Two San Francisco peace activists have filed suit over “no-fly” lists that have snagged thousands of air travelers nationwide, the San Francisco Chronicle reports. The suit asks to require the Bush administration to disclose how many names are on the lists, how names are added and removed and how often they have been used to identify the wrong person. The American Civil Liberties Union said it sought the same information last December under the Freedom of Information Act, but the FBI replied that it had no such documents and the Transportation Security Administration never replied.
The case was filed by Rebecca Gordon and Jan Adams, who help publish the anti-war newspaper War Times. They were detained briefly at San Francisco International Airport last August when their names showed up on a no-fly list at the American Trans Air counter. They were allowed to board their flight to Boston when officers didn’t find their names on an “FBI list,” according to police reports, but their bags were subjected to additional searches.

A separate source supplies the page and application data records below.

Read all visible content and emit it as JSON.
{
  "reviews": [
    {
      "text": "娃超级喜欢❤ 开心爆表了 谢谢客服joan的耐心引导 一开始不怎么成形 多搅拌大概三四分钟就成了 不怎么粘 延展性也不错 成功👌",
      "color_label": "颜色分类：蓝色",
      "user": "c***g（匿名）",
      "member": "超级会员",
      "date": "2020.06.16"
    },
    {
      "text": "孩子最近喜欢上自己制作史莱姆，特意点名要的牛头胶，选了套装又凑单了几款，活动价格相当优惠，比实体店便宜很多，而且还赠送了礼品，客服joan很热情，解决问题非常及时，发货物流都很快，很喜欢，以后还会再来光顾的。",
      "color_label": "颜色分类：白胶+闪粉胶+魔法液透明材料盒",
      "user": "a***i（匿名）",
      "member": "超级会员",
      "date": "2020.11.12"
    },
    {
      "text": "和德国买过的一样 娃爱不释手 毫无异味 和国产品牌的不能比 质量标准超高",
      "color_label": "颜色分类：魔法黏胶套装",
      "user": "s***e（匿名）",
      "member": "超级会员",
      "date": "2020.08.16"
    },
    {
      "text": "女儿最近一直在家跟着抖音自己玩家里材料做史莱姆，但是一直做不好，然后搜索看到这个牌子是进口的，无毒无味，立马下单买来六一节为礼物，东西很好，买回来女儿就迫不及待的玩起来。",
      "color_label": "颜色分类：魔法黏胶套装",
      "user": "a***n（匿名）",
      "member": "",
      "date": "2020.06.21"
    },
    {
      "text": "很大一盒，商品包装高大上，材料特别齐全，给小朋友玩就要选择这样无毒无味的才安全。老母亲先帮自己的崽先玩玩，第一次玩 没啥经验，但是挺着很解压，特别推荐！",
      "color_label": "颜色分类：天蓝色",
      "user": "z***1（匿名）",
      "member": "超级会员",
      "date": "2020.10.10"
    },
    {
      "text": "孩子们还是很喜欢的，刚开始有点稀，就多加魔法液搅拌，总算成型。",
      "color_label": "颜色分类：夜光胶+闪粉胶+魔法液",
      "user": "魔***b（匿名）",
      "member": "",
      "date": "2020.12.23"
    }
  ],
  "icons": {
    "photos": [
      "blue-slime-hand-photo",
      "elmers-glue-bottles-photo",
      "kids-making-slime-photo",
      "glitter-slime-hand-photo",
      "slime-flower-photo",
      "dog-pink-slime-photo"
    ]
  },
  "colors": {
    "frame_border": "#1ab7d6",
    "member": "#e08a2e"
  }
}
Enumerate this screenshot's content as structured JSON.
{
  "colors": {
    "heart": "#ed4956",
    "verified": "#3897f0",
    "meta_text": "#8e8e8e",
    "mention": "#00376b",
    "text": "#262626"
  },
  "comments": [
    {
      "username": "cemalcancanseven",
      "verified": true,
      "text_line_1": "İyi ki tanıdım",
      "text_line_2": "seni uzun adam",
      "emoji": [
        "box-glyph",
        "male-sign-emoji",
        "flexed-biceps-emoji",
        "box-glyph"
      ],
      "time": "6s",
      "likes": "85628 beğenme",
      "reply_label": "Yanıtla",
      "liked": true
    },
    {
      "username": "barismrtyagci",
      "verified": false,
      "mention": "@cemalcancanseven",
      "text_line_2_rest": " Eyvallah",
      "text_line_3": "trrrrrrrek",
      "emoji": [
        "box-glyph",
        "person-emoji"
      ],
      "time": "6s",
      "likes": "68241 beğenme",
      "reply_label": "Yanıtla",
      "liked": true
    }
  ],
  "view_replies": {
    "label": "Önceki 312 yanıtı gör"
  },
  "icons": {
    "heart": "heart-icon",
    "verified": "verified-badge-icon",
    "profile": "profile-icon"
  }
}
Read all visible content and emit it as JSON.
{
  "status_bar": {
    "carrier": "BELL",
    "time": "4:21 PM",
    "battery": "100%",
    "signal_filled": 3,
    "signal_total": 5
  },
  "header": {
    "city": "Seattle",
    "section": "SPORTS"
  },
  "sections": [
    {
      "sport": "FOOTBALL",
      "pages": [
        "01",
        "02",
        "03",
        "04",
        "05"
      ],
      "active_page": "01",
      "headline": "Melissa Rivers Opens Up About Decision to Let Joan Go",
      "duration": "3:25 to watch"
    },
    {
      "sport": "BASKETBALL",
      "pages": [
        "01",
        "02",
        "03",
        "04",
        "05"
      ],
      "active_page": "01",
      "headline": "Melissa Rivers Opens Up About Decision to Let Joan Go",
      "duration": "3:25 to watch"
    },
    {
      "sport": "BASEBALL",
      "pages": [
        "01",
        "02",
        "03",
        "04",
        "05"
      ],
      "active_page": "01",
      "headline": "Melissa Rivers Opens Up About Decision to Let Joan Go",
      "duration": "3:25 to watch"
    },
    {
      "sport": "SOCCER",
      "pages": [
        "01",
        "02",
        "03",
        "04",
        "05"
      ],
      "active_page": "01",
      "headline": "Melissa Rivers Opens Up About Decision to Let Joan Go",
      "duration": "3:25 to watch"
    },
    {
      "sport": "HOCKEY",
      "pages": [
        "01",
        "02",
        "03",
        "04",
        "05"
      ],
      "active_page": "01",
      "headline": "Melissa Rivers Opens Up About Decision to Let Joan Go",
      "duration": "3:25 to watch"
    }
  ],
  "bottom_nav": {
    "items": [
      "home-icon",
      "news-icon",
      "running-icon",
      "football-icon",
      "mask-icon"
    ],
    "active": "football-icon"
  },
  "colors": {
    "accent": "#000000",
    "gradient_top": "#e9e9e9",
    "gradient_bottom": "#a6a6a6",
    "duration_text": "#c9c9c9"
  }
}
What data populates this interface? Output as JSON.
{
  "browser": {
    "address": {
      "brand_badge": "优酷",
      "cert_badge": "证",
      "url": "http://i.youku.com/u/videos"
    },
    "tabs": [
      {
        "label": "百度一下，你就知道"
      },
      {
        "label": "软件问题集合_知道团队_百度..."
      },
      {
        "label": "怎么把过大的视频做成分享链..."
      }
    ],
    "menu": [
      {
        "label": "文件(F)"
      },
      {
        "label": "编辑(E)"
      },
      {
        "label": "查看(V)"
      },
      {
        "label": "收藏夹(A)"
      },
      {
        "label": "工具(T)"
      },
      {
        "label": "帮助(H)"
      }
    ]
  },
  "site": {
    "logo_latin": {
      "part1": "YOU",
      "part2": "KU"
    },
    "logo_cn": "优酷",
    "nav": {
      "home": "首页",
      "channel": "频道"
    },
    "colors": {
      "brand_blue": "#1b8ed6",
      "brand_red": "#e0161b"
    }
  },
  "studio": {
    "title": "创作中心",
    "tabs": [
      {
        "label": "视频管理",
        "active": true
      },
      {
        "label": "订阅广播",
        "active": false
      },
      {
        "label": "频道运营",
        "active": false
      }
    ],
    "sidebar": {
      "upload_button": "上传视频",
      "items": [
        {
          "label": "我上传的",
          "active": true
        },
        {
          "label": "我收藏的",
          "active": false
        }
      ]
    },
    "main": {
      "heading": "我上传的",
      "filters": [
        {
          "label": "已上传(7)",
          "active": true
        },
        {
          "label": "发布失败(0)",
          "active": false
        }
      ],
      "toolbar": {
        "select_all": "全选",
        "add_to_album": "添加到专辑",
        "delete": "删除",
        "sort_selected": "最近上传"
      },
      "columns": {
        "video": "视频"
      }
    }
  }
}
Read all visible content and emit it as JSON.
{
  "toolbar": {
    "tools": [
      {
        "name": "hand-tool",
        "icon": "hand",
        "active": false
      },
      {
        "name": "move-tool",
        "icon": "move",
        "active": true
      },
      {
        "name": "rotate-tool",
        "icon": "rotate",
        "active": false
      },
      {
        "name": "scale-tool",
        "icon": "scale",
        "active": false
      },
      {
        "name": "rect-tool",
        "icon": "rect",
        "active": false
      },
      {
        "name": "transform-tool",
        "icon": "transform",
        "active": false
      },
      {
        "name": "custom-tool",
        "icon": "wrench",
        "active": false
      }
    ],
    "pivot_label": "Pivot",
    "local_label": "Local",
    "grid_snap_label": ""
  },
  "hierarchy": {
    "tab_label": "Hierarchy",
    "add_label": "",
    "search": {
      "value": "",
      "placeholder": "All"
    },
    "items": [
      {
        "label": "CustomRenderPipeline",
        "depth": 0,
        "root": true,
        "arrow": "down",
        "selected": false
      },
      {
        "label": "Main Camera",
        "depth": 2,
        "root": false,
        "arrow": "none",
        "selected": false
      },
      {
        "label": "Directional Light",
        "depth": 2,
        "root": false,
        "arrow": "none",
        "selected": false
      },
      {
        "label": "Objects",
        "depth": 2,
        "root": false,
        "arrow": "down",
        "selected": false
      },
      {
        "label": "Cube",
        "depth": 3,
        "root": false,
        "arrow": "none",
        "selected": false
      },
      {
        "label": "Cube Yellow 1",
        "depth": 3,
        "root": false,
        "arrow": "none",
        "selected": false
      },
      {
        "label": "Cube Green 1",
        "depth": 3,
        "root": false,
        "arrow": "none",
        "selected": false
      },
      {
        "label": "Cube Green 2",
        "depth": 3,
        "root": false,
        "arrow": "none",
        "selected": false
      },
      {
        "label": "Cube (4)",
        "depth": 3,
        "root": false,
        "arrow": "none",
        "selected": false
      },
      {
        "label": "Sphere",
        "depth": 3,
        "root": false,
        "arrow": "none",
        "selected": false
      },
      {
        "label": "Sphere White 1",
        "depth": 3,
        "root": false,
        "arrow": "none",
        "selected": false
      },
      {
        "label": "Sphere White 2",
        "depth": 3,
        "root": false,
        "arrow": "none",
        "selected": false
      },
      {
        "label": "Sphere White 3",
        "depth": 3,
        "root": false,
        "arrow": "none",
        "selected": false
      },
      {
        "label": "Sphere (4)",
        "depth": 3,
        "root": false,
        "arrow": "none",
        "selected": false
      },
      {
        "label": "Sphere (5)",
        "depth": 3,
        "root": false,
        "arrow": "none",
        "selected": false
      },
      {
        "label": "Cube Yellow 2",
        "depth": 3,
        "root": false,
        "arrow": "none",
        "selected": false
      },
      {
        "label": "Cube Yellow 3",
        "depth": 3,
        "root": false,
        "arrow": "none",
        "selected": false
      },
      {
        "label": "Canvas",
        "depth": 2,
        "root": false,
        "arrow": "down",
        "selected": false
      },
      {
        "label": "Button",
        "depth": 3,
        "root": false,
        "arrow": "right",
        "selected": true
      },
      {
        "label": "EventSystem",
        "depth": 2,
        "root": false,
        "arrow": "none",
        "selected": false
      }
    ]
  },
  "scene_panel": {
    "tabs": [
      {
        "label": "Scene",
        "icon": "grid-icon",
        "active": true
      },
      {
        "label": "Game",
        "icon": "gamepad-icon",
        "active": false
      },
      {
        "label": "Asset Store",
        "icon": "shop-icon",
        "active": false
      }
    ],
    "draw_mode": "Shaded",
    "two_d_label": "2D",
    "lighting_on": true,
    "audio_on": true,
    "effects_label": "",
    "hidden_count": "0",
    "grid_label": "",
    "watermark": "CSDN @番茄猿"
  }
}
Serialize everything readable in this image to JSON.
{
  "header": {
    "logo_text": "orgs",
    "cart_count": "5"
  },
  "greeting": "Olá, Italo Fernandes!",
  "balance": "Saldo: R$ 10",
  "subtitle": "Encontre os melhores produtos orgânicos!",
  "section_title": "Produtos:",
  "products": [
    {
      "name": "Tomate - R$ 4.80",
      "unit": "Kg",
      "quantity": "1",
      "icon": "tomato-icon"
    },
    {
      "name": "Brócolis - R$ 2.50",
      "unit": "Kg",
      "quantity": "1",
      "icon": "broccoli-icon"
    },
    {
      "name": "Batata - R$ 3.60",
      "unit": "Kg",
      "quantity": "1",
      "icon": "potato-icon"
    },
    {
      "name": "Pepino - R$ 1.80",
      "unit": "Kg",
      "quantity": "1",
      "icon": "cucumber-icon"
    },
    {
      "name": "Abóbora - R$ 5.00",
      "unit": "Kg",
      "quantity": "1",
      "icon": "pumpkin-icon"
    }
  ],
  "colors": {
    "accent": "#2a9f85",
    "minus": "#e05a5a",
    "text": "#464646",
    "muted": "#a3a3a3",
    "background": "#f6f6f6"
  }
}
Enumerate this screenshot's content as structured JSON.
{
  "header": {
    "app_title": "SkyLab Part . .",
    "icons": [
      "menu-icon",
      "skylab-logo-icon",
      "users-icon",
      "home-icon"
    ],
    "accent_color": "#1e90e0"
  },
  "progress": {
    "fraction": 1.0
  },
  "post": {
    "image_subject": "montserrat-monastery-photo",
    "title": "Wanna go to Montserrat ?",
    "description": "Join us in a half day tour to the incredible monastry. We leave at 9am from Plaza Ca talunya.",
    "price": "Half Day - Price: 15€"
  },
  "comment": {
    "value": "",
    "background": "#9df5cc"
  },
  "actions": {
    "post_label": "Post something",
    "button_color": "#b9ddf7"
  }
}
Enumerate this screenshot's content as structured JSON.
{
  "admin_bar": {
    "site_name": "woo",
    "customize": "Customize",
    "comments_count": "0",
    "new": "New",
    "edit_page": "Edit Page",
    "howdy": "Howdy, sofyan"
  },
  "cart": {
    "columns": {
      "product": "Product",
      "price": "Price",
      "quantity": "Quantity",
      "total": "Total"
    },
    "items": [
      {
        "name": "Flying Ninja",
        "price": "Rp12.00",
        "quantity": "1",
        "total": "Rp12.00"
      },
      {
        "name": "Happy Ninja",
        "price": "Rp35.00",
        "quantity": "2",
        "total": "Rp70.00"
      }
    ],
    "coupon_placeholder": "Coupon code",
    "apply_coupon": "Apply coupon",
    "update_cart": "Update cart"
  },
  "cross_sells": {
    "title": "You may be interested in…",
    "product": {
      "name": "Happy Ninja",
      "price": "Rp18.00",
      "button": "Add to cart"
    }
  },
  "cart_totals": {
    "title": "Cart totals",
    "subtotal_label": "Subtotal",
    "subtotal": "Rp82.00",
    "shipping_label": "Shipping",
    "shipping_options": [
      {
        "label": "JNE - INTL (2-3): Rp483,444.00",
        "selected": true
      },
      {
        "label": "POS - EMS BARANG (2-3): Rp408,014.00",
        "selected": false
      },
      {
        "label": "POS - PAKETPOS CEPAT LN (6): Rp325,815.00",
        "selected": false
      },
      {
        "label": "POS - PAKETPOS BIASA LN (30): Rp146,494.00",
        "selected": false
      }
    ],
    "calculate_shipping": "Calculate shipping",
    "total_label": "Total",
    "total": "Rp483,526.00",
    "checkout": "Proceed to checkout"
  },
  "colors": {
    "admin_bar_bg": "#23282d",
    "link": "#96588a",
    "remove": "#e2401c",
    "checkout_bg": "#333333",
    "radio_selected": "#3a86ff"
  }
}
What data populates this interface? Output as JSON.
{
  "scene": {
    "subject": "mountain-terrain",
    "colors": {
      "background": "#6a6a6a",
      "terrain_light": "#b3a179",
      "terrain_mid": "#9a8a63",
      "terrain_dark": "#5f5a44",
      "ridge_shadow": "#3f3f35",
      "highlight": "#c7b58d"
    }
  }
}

The government has provided little information about the data it has supplied to airlines since the Sept. 11, 2001, terrorist attacks. Heather Rosenker, spokeswoman for the U.S. Transportation Security Administration, denied that anyone was on the government “watch lists” because of political affiliation or beliefs. She acknowledged technical problems with computer links between airline databases and two lists compiled by her agency: the “no-fly” list of suspected terrorists and a list of “selectees,” deemed less of a threat, who are subjected to added searches of their persons or luggage.